◆ EXERCISE REQUIREMENTS: The response must contain each line of the material that holds "qmake".

◆ INFORMATION SUPPLIED:
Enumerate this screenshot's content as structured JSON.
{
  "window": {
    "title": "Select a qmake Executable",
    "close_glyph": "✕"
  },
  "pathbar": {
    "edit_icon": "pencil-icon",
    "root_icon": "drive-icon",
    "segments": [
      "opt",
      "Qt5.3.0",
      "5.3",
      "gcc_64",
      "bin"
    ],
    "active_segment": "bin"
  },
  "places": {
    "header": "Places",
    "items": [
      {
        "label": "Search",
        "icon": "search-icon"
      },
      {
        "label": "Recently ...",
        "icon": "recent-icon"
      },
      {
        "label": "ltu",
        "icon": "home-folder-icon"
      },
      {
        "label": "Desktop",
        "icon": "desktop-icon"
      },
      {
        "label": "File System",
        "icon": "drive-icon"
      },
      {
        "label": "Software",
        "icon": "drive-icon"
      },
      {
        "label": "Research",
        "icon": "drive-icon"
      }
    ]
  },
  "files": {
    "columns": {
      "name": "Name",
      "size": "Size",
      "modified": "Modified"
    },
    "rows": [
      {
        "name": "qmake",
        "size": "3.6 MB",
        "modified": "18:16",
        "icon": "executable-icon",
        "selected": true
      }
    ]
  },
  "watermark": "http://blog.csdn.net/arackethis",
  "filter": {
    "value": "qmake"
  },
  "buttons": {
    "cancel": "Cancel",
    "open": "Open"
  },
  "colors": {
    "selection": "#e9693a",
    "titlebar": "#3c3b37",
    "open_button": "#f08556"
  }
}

◆ SOLUTION FOR THIS PROBLEM:
    "title": "Select a qmake Executable",
        "name": "qmake",
    "value": "qmake"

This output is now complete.